Components of a Primer

There are two basic primer designs: Boxer and Berdan. While they differ slightly, they use the same components. The Boxer method has the advantage of being the best of the two designs for those wanting to reload cartridges.

A cup holds the primer parts and chemicals. An anvil inside the cup strikes the primer ingredients when hit with the gun’s firing pin. The explosion in the cup propels hot gases through a primer vent and into the midst of the gunpowder in the main part of the cartridge.

Rimfire Primers

These special types of primers reside in the rim of the cartridge. This method is used in low-powered cartridges such as the .17 and .22 caliber cartridges.

Shotgun Cartridges

Shotgun cartridges vary in the types of loads they carry, from a single giant slug to tiny BBs called birdshot. Even though there are many different kinds of shotguns, they all use the same cartridges.

They employ a primer similar to the Boxer design, which ignites gunpowder surrounded by a “wad.” The wad sits between the primer and the projectiles. When the primer gets struck, the gunpowder propels the wad against the shot and out of the top of the cartridge and into the barrel of the gun.

The wad provides an even surface for the gunpowder to compress against. Otherwise, the gases would hit the shot pellets with uneven force and dispel too much energy.

Modern Miracle of Ammunition Innovation

An ammo cartridge appears simple from the outside, but a lot of innovation went into making it possible.
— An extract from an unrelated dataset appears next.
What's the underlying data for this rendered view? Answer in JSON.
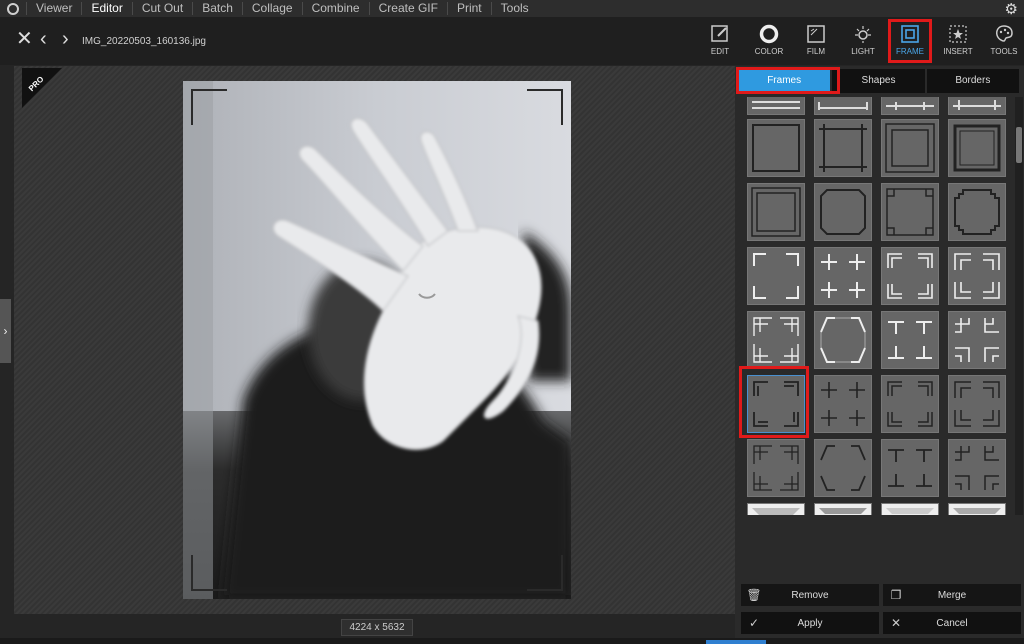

It took a millennium from the creation of black powder until cartridges were developed as we know them today.

Think about ammo basics as you load up your gun, considering all that went into making it possible to place a self-contained cartridge into a chamber, then pull a trigger and hit a target with a high degree of accuracy, and then do it again in under a second.

When you are ready to purchase ammo cartridges, click on the following link and we will help you find a gun shop anywhere across the USA where you can stock up on the right ammo for your gun.